Women, however, have increasingly made it through the nine-week Army Ranger course, and the numbers of those trying out for other special operations jobs are slowly inching up.
The courses have encompassed a number of phases and have run from about nine weeks to a year or two for the most elite commando jobs.
They have involved a wide array of grueling physical fitness tests, combat water survival, day and night land navigation, long road marches carrying heavy packs, extended patrols through various climates and extensive mental, psychological and leadership testing.
In the nearly four years since the Pentagon announced it was opening all combat jobs to women, at least 30 have earned the Army Ranger tab, two have graduated Marine infantry school and three have passed the grueling initial assessment phase for Green Beret training.
“We’re really interested in those elite women that are the first to make it through physically demanding training,” said Holly McClung, a nutritional physiologist at the Army Research Institute of Environmental Medicine in Massachusetts.

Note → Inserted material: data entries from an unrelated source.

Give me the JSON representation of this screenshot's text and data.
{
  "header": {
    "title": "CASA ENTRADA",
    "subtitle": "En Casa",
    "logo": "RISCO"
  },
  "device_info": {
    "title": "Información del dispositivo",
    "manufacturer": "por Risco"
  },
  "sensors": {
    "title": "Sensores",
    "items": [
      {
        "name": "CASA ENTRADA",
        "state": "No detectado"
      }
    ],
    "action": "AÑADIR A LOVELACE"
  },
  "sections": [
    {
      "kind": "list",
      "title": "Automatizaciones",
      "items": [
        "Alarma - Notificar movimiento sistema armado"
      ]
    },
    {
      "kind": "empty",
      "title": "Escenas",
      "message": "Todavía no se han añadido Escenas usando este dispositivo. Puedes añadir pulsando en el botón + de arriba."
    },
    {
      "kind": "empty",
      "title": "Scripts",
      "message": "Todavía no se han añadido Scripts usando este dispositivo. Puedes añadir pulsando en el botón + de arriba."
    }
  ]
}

“The real point of the study is to characterize this unique cohort of women that has made it through these traditionally male trainings.”
1st female enlisted soldier to be an Army Ranger shares her story: ‘Failure’s not an option’
By: Ron Barnett, November 2, 2018
The Greenville (S.C.) News via AP – Amanda Kelley didn’t set out to become the first female enlisted soldier to pass the incredibly rigorous Army Ranger course.
For Staff Sgt. Kelley, that was just another step along the path toward her bigger goal — to become sergeant major of the Army.
Not a sergeant major in the Army. The sergeant major of the Army.
And purely by the coincidence of her gender, if it happens, she would be the first female to attain that office, the highest position enlisted personnel can hold.
But let’s back up a little bit.
Ranger School. Fort Benning, Georgia. A 62-day gauntlet-run that two out of three who try fail.
You don’t just get qualified to be a Ranger on a whim. Rangers have to be ready to embark upon dangerous special ops missions at a moment’s notice. These are the soldiers who go busting down doors with guns a-blazing deep in enemy territory, softening up the resistance for the regular troops.
I caught up with Kelley by phone from Fort Sill, Oklahoma, after plowing through about 14 layers of bureaucracy to track her down. She’s actually stationed at Fort Bliss, Texas.
One thing I learned very quickly from her: The test you have to pass to become a Ranger is the same for everybody. (That included shaving her head, just like the guys).
“I have a lot of people ask me how does it feel as a female going through Ranger school? I don’t know, because I’m not a male. I can’t compare,” she said.
“But I can tell you what it’s like as a soldier going through. And honestly, it’s the same for male and female …” Read more.